Linux.com: 2.4: The Kernel of GoldNov 10, 2000, 16:11 (1 Talkback[s])
(Other stories by D. Clyde Williamson)
"...Linus has finally announced that 2.4 (barring any last minute complications) will be "blessed" before the end of this year. I'm still excited; I still feel like cheering. But there is something that bothers me. The first news report I saw on the 2.4 release made several comments that displayed the lack of education that still exists in the business world when it comes to our software development model. Sure, Linux is being accepted all over the place, from big oil companies to point-of-sale systems. I'm happy to see Gartner, Giga, Forrester and the other "industry analysts" predict good things for Linux. I'm very glad that people don't snicker when I suggest Linux for projects anymore. With all of that, it is easy to forget that we have a long road of teaching ahead of us..."

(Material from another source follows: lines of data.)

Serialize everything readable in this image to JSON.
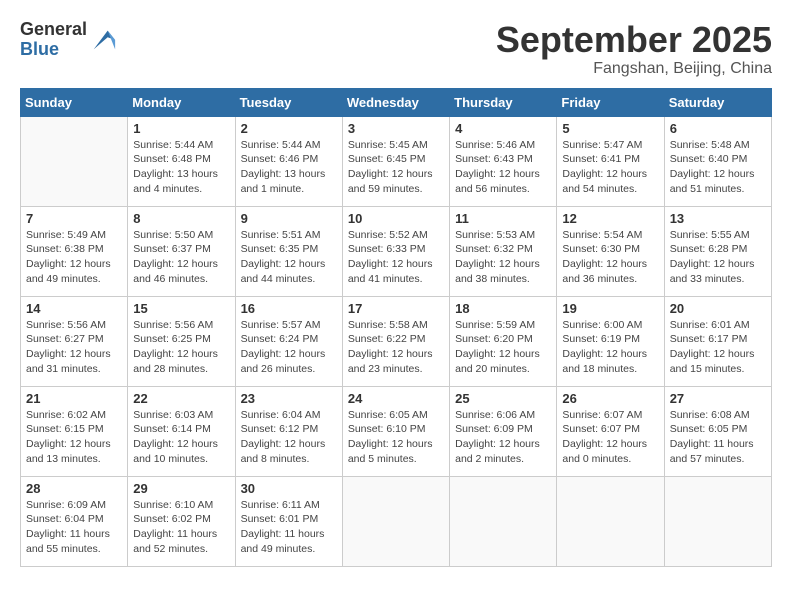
{
  "logo": {
    "general": "General",
    "blue": "Blue"
  },
  "header": {
    "month": "September 2025",
    "location": "Fangshan, Beijing, China"
  },
  "weekdays": [
    "Sunday",
    "Monday",
    "Tuesday",
    "Wednesday",
    "Thursday",
    "Friday",
    "Saturday"
  ],
  "weeks": [
    [
      {
        "day": "",
        "sunrise": "",
        "sunset": "",
        "daylight": ""
      },
      {
        "day": "1",
        "sunrise": "Sunrise: 5:44 AM",
        "sunset": "Sunset: 6:48 PM",
        "daylight": "Daylight: 13 hours and 4 minutes."
      },
      {
        "day": "2",
        "sunrise": "Sunrise: 5:44 AM",
        "sunset": "Sunset: 6:46 PM",
        "daylight": "Daylight: 13 hours and 1 minute."
      },
      {
        "day": "3",
        "sunrise": "Sunrise: 5:45 AM",
        "sunset": "Sunset: 6:45 PM",
        "daylight": "Daylight: 12 hours and 59 minutes."
      },
      {
        "day": "4",
        "sunrise": "Sunrise: 5:46 AM",
        "sunset": "Sunset: 6:43 PM",
        "daylight": "Daylight: 12 hours and 56 minutes."
      },
      {
        "day": "5",
        "sunrise": "Sunrise: 5:47 AM",
        "sunset": "Sunset: 6:41 PM",
        "daylight": "Daylight: 12 hours and 54 minutes."
      },
      {
        "day": "6",
        "sunrise": "Sunrise: 5:48 AM",
        "sunset": "Sunset: 6:40 PM",
        "daylight": "Daylight: 12 hours and 51 minutes."
      }
    ],
    [
      {
        "day": "7",
        "sunrise": "Sunrise: 5:49 AM",
        "sunset": "Sunset: 6:38 PM",
        "daylight": "Daylight: 12 hours and 49 minutes."
      },
      {
        "day": "8",
        "sunrise": "Sunrise: 5:50 AM",
        "sunset": "Sunset: 6:37 PM",
        "daylight": "Daylight: 12 hours and 46 minutes."
      },
      {
        "day": "9",
        "sunrise": "Sunrise: 5:51 AM",
        "sunset": "Sunset: 6:35 PM",
        "daylight": "Daylight: 12 hours and 44 minutes."
      },
      {
        "day": "10",
        "sunrise": "Sunrise: 5:52 AM",
        "sunset": "Sunset: 6:33 PM",
        "daylight": "Daylight: 12 hours and 41 minutes."
      },
      {
        "day": "11",
        "sunrise": "Sunrise: 5:53 AM",
        "sunset": "Sunset: 6:32 PM",
        "daylight": "Daylight: 12 hours and 38 minutes."
      },
      {
        "day": "12",
        "sunrise": "Sunrise: 5:54 AM",
        "sunset": "Sunset: 6:30 PM",
        "daylight": "Daylight: 12 hours and 36 minutes."
      },
      {
        "day": "13",
        "sunrise": "Sunrise: 5:55 AM",
        "sunset": "Sunset: 6:28 PM",
        "daylight": "Daylight: 12 hours and 33 minutes."
      }
    ],
    [
      {
        "day": "14",
        "sunrise": "Sunrise: 5:56 AM",
        "sunset": "Sunset: 6:27 PM",
        "daylight": "Daylight: 12 hours and 31 minutes."
      },
      {
        "day": "15",
        "sunrise": "Sunrise: 5:56 AM",
        "sunset": "Sunset: 6:25 PM",
        "daylight": "Daylight: 12 hours and 28 minutes."
      },
      {
        "day": "16",
        "sunrise": "Sunrise: 5:57 AM",
        "sunset": "Sunset: 6:24 PM",
        "daylight": "Daylight: 12 hours and 26 minutes."
      },
      {
        "day": "17",
        "sunrise": "Sunrise: 5:58 AM",
        "sunset": "Sunset: 6:22 PM",
        "daylight": "Daylight: 12 hours and 23 minutes."
      },
      {
        "day": "18",
        "sunrise": "Sunrise: 5:59 AM",
        "sunset": "Sunset: 6:20 PM",
        "daylight": "Daylight: 12 hours and 20 minutes."
      },
      {
        "day": "19",
        "sunrise": "Sunrise: 6:00 AM",
        "sunset": "Sunset: 6:19 PM",
        "daylight": "Daylight: 12 hours and 18 minutes."
      },
      {
        "day": "20",
        "sunrise": "Sunrise: 6:01 AM",
        "sunset": "Sunset: 6:17 PM",
        "daylight": "Daylight: 12 hours and 15 minutes."
      }
    ],
    [
      {
        "day": "21",
        "sunrise": "Sunrise: 6:02 AM",
        "sunset": "Sunset: 6:15 PM",
        "daylight": "Daylight: 12 hours and 13 minutes."
      },
      {
        "day": "22",
        "sunrise": "Sunrise: 6:03 AM",
        "sunset": "Sunset: 6:14 PM",
        "daylight": "Daylight: 12 hours and 10 minutes."
      },
      {
        "day": "23",
        "sunrise": "Sunrise: 6:04 AM",
        "sunset": "Sunset: 6:12 PM",
        "daylight": "Daylight: 12 hours and 8 minutes."
      },
      {
        "day": "24",
        "sunrise": "Sunrise: 6:05 AM",
        "sunset": "Sunset: 6:10 PM",
        "daylight": "Daylight: 12 hours and 5 minutes."
      },
      {
        "day": "25",
        "sunrise": "Sunrise: 6:06 AM",
        "sunset": "Sunset: 6:09 PM",
        "daylight": "Daylight: 12 hours and 2 minutes."
      },
      {
        "day": "26",
        "sunrise": "Sunrise: 6:07 AM",
        "sunset": "Sunset: 6:07 PM",
        "daylight": "Daylight: 12 hours and 0 minutes."
      },
      {
        "day": "27",
        "sunrise": "Sunrise: 6:08 AM",
        "sunset": "Sunset: 6:05 PM",
        "daylight": "Daylight: 11 hours and 57 minutes."
      }
    ],
    [
      {
        "day": "28",
        "sunrise": "Sunrise: 6:09 AM",
        "sunset": "Sunset: 6:04 PM",
        "daylight": "Daylight: 11 hours and 55 minutes."
      },
      {
        "day": "29",
        "sunrise": "Sunrise: 6:10 AM",
        "sunset": "Sunset: 6:02 PM",
        "daylight": "Daylight: 11 hours and 52 minutes."
      },
      {
        "day": "30",
        "sunrise": "Sunrise: 6:11 AM",
        "sunset": "Sunset: 6:01 PM",
        "daylight": "Daylight: 11 hours and 49 minutes."
      },
      {
        "day": "",
        "sunrise": "",
        "sunset": "",
        "daylight": ""
      },
      {
        "day": "",
        "sunrise": "",
        "sunset": "",
        "daylight": ""
      },
      {
        "day": "",
        "sunrise": "",
        "sunset": "",
        "daylight": ""
      },
      {
        "day": "",
        "sunrise": "",
        "sunset": "",
        "daylight": ""
      }
    ]
  ]
}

"The title of the very first article I saw stated that 2.4 was "going gold." This is a perfect example of incorrect thinking. Going gold usually refers to the fact that a software company has burned a "master CD" for a final product: a "gold CD." Usually, the gold CD is very different from previous "alpha" and "beta"' CD's. The gold CD is a final cut with many new fixes . . . and usually some new bugs."

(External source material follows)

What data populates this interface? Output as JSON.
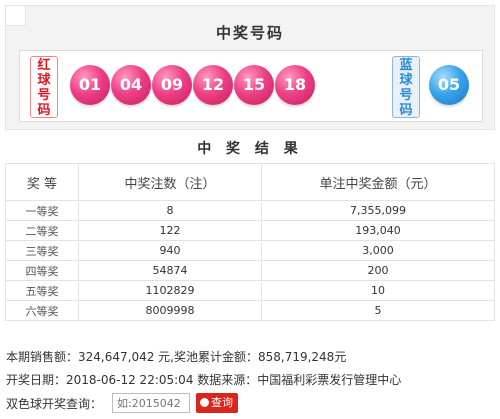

"One of the other problems with thinking about Linux as if it were a commercial program is the idea that it can be "late to market." Linux is a kernel that is built and designed by an amazing group of extremely talented people led by Linus Torvalds. They are not writing Linux to gain "market share." They are not writing Linux to "kill Microsoft." They are not making money off of the "final release." These kernel developers are building, coding and fixing the kernel so that it will be useful."